Interface dataset entries
******
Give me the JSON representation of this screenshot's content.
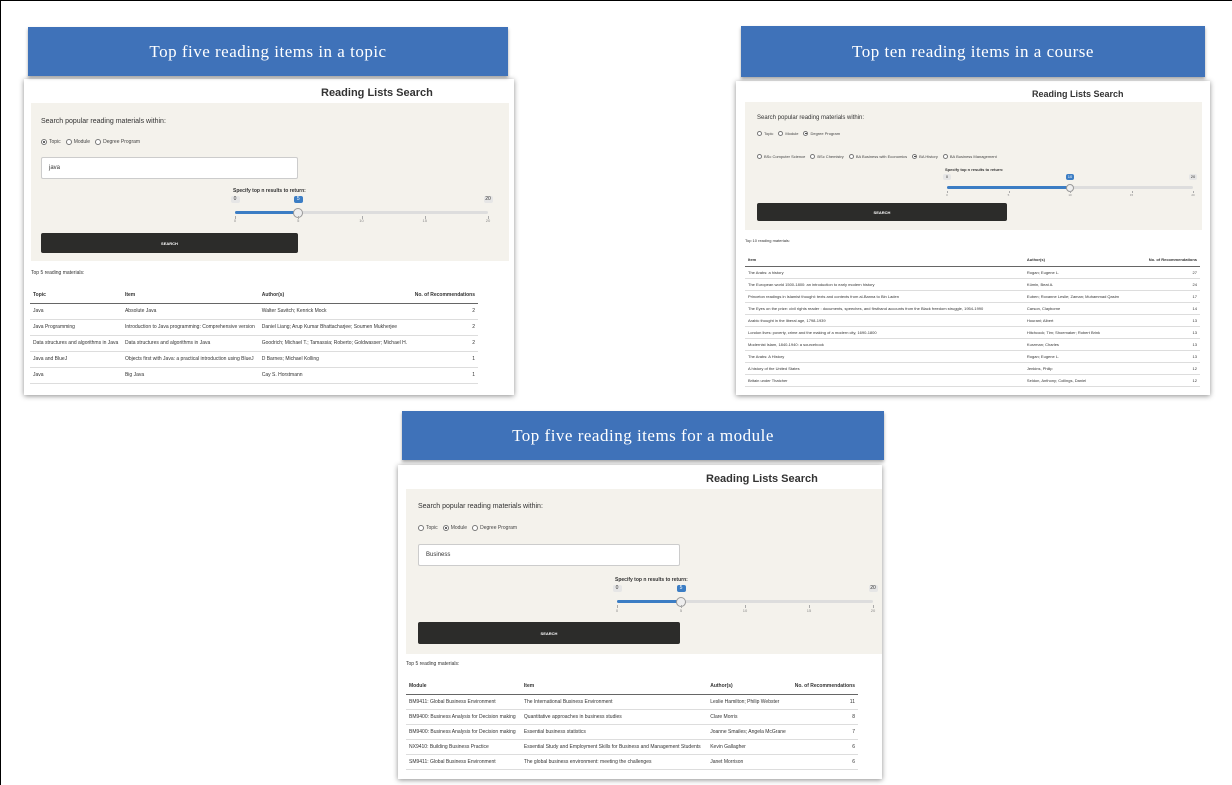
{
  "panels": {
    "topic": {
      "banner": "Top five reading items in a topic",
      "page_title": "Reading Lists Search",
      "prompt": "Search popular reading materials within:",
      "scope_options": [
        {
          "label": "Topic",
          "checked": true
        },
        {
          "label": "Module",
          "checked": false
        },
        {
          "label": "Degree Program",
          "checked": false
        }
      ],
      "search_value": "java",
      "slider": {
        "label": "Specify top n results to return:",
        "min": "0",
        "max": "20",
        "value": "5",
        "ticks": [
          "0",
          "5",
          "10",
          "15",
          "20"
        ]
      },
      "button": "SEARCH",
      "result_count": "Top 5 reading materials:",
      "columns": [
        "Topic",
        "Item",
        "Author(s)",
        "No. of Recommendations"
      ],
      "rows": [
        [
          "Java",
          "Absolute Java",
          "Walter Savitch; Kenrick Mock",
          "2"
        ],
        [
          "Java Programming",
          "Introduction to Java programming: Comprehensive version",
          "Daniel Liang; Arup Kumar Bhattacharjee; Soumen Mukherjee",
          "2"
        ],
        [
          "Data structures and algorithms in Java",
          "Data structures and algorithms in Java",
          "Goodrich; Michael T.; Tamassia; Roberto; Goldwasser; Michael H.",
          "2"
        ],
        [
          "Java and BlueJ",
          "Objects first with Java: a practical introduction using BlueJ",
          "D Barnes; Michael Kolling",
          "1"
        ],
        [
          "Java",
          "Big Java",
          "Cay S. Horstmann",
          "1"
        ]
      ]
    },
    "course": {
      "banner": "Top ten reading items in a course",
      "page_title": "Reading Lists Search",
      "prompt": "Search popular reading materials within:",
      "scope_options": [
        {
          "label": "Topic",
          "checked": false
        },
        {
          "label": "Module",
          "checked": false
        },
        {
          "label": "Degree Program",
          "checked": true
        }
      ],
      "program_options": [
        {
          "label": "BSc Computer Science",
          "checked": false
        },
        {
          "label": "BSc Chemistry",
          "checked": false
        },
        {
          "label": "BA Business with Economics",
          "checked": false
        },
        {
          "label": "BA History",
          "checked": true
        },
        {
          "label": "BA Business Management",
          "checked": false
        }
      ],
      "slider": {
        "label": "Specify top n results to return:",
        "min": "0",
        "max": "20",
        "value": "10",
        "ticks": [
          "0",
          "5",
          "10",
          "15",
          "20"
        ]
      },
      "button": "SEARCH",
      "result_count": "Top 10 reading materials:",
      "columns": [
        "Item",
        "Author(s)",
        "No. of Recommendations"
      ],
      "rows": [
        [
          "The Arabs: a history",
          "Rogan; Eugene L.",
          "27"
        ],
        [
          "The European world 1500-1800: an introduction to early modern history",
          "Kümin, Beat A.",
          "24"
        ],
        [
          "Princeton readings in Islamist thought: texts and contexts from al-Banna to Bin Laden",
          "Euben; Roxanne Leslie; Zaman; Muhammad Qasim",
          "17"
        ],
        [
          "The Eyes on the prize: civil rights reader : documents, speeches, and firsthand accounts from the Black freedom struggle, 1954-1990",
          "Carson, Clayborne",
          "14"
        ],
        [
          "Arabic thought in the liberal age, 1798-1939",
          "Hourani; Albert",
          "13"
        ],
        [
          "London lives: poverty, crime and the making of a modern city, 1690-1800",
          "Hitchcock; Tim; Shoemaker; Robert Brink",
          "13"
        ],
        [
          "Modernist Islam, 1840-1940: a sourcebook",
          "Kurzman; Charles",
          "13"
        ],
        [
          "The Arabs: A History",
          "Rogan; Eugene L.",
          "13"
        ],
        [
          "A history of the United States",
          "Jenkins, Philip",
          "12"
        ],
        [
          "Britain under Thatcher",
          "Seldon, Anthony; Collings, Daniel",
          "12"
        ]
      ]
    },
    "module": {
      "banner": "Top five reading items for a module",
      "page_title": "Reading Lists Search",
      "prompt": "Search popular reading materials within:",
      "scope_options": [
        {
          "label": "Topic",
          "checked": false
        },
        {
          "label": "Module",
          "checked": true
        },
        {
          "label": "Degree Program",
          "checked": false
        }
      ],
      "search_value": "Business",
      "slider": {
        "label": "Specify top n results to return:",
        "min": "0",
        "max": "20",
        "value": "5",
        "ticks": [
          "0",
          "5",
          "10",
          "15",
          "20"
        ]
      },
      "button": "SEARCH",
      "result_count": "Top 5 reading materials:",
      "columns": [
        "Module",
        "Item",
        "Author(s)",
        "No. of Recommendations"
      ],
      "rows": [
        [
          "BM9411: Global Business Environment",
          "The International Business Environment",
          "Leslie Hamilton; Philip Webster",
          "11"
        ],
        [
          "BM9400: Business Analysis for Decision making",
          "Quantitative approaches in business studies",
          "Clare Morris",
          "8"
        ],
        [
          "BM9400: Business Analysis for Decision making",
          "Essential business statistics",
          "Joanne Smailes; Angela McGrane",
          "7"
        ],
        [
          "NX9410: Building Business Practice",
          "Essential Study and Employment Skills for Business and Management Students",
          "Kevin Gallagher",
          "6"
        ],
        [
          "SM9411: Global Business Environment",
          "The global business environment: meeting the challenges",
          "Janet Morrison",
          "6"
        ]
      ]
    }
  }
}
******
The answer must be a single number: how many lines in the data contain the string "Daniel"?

2